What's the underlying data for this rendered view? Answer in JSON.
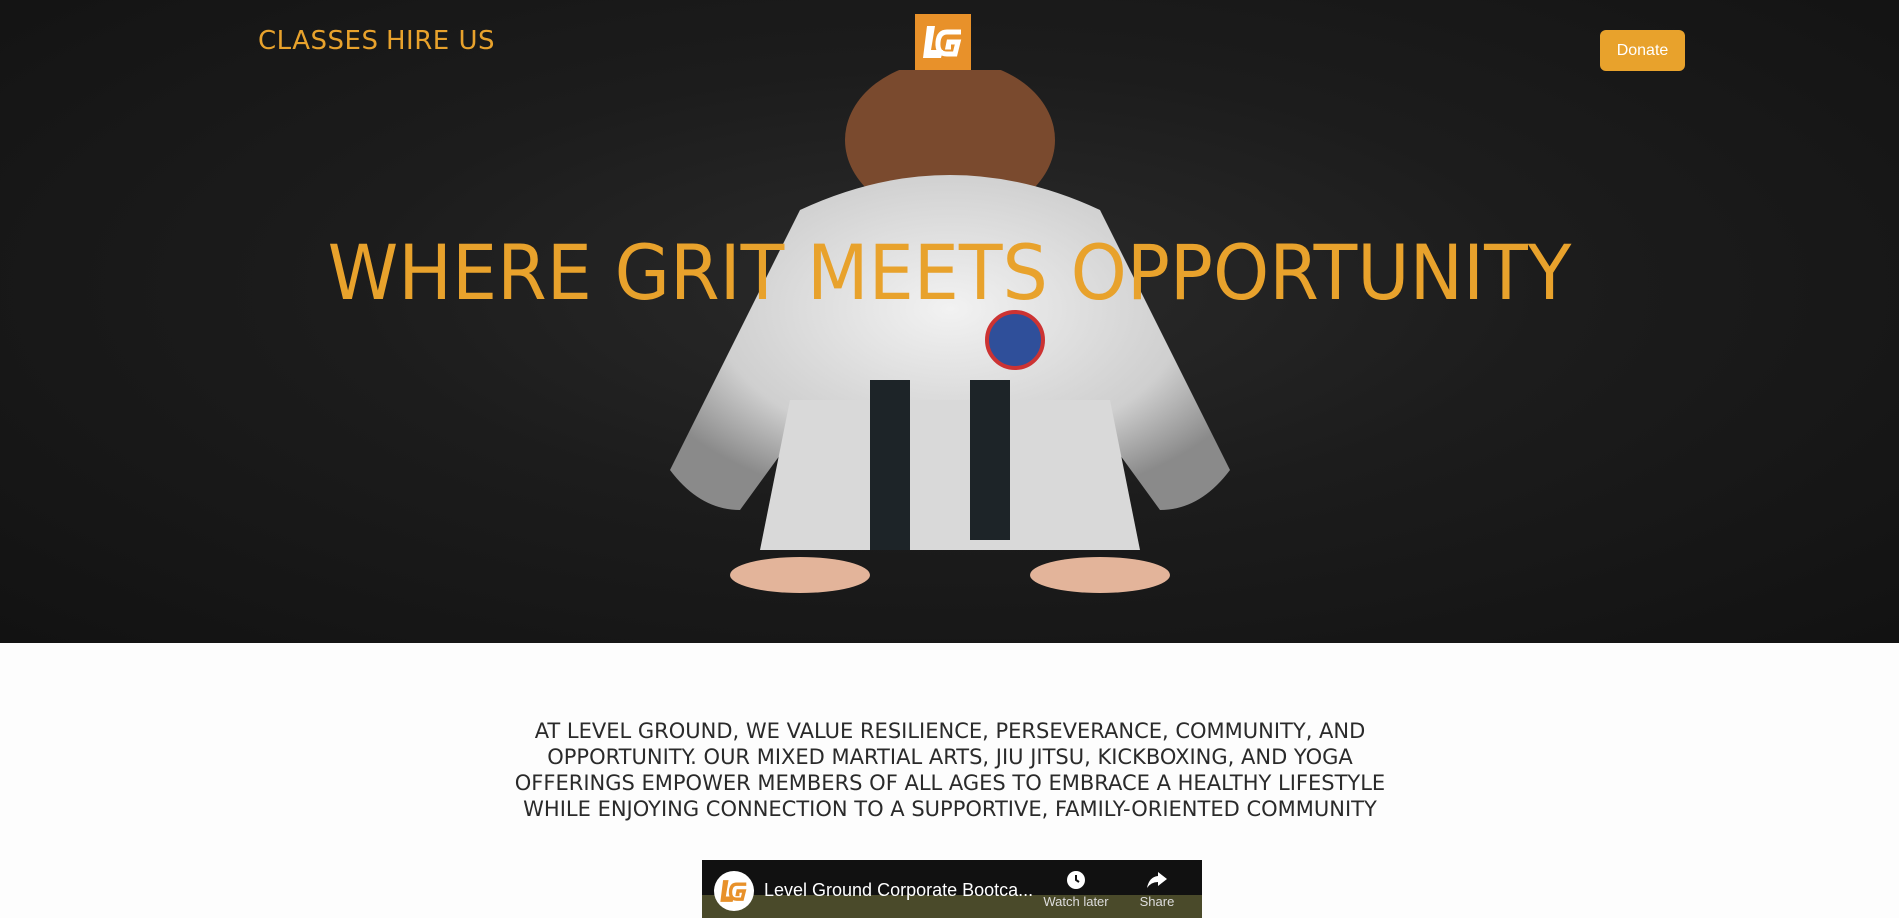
{
  "nav": {
    "classes_label": "CLASSES",
    "hire_label": "HIRE US",
    "donate_label": "Donate"
  },
  "logo": {
    "text": "LG",
    "icon": "lg-logo-icon"
  },
  "hero": {
    "headline": "WHERE GRIT MEETS OPPORTUNITY",
    "image": "martial-artist-bowing"
  },
  "intro": {
    "text": "AT LEVEL GROUND, WE VALUE RESILIENCE, PERSEVERANCE, COMMUNITY, AND OPPORTUNITY. OUR MIXED MARTIAL ARTS, JIU JITSU, KICKBOXING, AND YOGA OFFERINGS EMPOWER MEMBERS OF ALL AGES TO EMBRACE A HEALTHY LIFESTYLE WHILE ENJOYING CONNECTION TO A SUPPORTIVE, FAMILY-ORIENTED COMMUNITY"
  },
  "video": {
    "title": "Level Ground Corporate Bootca...",
    "watch_later_label": "Watch later",
    "share_label": "Share"
  },
  "colors": {
    "accent": "#e8a22c",
    "logo_bg": "#e8912a",
    "hero_bg": "#1c1c1c"
  }
}
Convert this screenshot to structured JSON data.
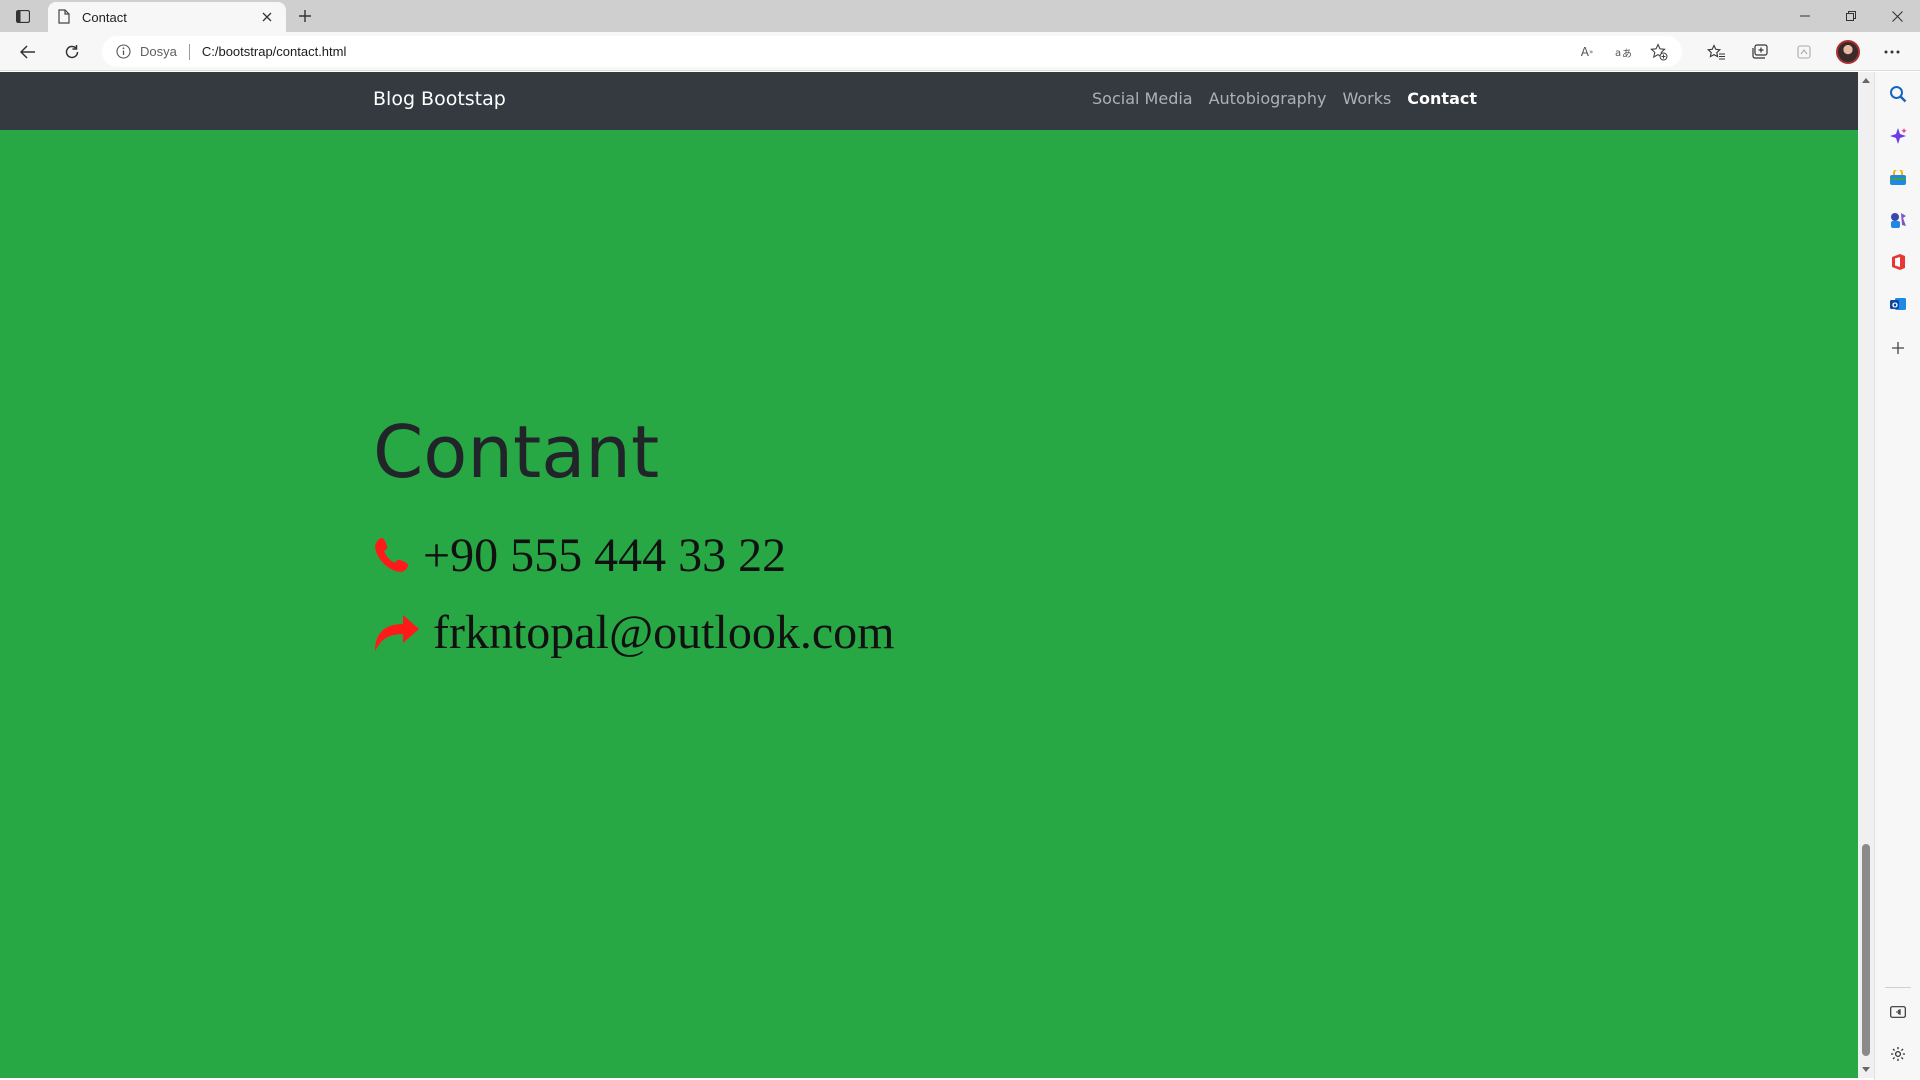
{
  "browser": {
    "tab": {
      "title": "Contact"
    },
    "address": {
      "site_label": "Dosya",
      "url": "C:/bootstrap/contact.html"
    },
    "url_actions": [
      "read-aloud",
      "translate",
      "add-favorite"
    ],
    "toolbar": [
      "favorites",
      "collections",
      "extensions",
      "profile",
      "more"
    ]
  },
  "page": {
    "navbar": {
      "brand": "Blog Bootstap",
      "links": [
        {
          "label": "Social Media",
          "active": false
        },
        {
          "label": "Autobiography",
          "active": false
        },
        {
          "label": "Works",
          "active": false
        },
        {
          "label": "Contact",
          "active": true
        }
      ]
    },
    "heading": "Contant",
    "phone": {
      "icon": "phone-icon",
      "text": "+90 555 444 33 22"
    },
    "email": {
      "icon": "share-arrow-icon",
      "text": "frkntopal@outlook.com"
    }
  },
  "colors": {
    "page_background": "#28a745",
    "navbar_background": "#343a40",
    "icon_color": "#ff1a1a",
    "heading_color": "#212529"
  }
}
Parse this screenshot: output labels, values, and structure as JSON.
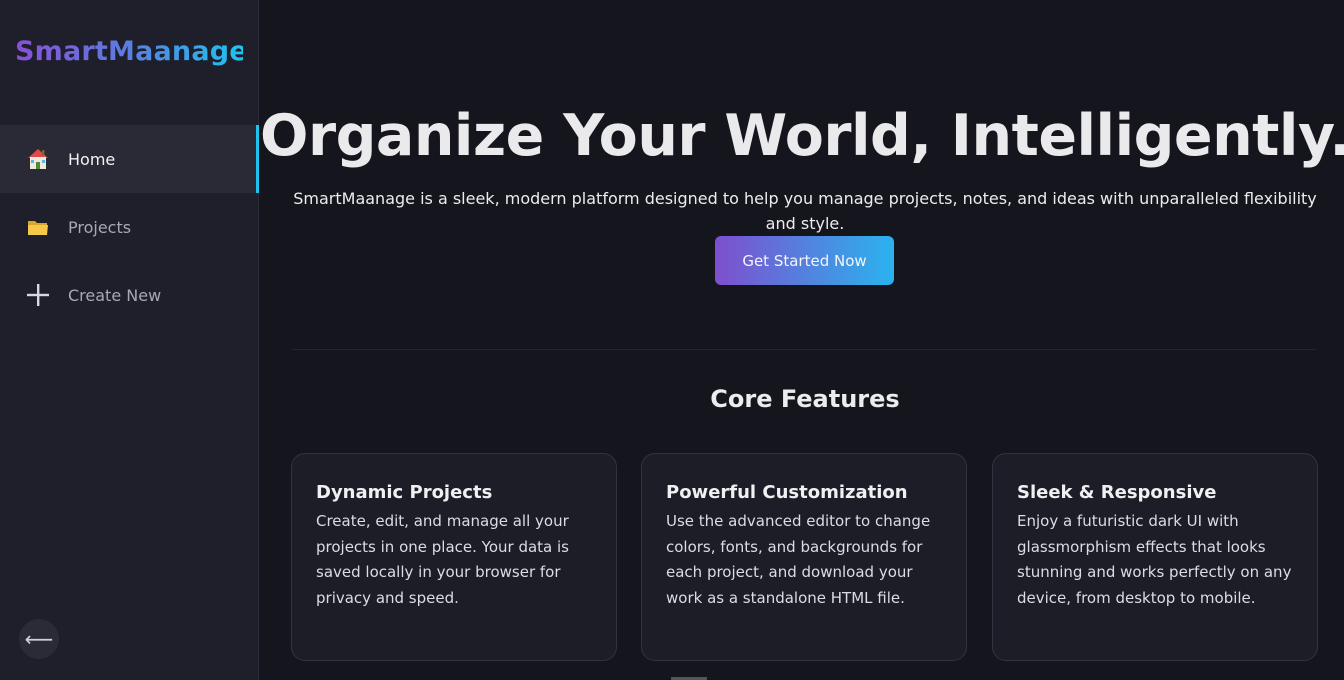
{
  "sidebar": {
    "logo": "SmartMaanage",
    "items": [
      {
        "label": "Home",
        "icon": "home-icon",
        "active": true
      },
      {
        "label": "Projects",
        "icon": "folder-icon",
        "active": false
      },
      {
        "label": "Create New",
        "icon": "plus-icon",
        "active": false
      }
    ],
    "collapse_glyph": "⟵"
  },
  "hero": {
    "title": "Organize Your World, Intelligently.",
    "subtitle": "SmartMaanage is a sleek, modern platform designed to help you manage projects, notes, and ideas with unparalleled flexibility and style.",
    "cta_label": "Get Started Now"
  },
  "features": {
    "title": "Core Features",
    "cards": [
      {
        "title": "Dynamic Projects",
        "text": "Create, edit, and manage all your projects in one place. Your data is saved locally in your browser for privacy and speed."
      },
      {
        "title": "Powerful Customization",
        "text": "Use the advanced editor to change colors, fonts, and backgrounds for each project, and download your work as a standalone HTML file."
      },
      {
        "title": "Sleek & Responsive",
        "text": "Enjoy a futuristic dark UI with glassmorphism effects that looks stunning and works perfectly on any device, from desktop to mobile."
      }
    ]
  },
  "colors": {
    "background": "#15151d",
    "sidebar": "#1f1f2b",
    "accent_start": "#7e4fce",
    "accent_end": "#1ec3f0"
  }
}
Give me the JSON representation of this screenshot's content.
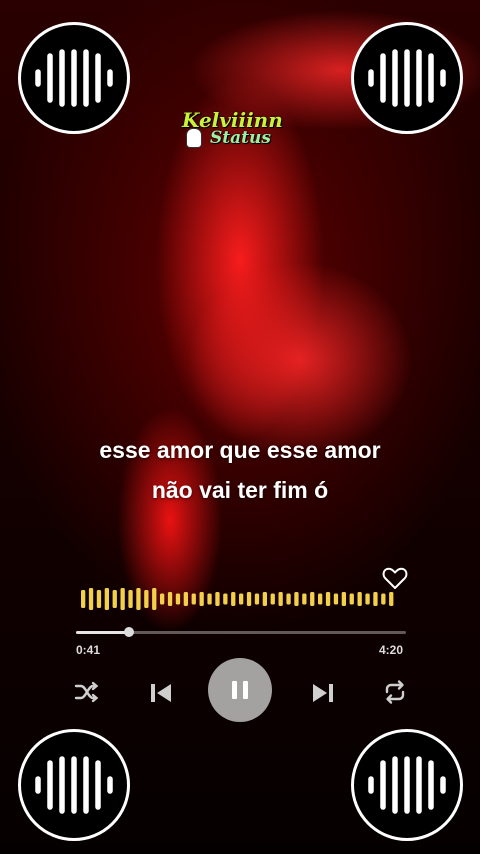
{
  "logo": {
    "line1": "Kelviiinn",
    "line2": "Status"
  },
  "lyrics": {
    "line1": "esse amor que esse amor",
    "line2": "não vai ter fim ó"
  },
  "player": {
    "elapsed": "0:41",
    "duration": "4:20",
    "progress_fraction": 0.16,
    "liked": false,
    "state": "playing"
  },
  "icons": {
    "corner": "audio-bars-icon",
    "heart": "heart-outline-icon",
    "shuffle": "shuffle-icon",
    "previous": "skip-previous-icon",
    "pause": "pause-icon",
    "next": "skip-next-icon",
    "repeat": "repeat-icon"
  },
  "colors": {
    "waveform": "#f2d04a",
    "background_glow": "#ff1e1e",
    "logo_green": "#c9f23a"
  }
}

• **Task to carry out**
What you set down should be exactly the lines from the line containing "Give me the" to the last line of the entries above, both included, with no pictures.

• **Solution for this exercise**
Give me the JSON representation of this screenshot's content.
{
  "logo": {
    "line1": "Kelviiinn",
    "line2": "Status"
  },
  "lyrics": {
    "line1": "esse amor que esse amor",
    "line2": "não vai ter fim ó"
  },
  "player": {
    "elapsed": "0:41",
    "duration": "4:20",
    "progress_fraction": 0.16,
    "liked": false,
    "state": "playing"
  },
  "icons": {
    "corner": "audio-bars-icon",
    "heart": "heart-outline-icon",
    "shuffle": "shuffle-icon",
    "previous": "skip-previous-icon",
    "pause": "pause-icon",
    "next": "skip-next-icon",
    "repeat": "repeat-icon"
  },
  "colors": {
    "waveform": "#f2d04a",
    "background_glow": "#ff1e1e",
    "logo_green": "#c9f23a"
  }
}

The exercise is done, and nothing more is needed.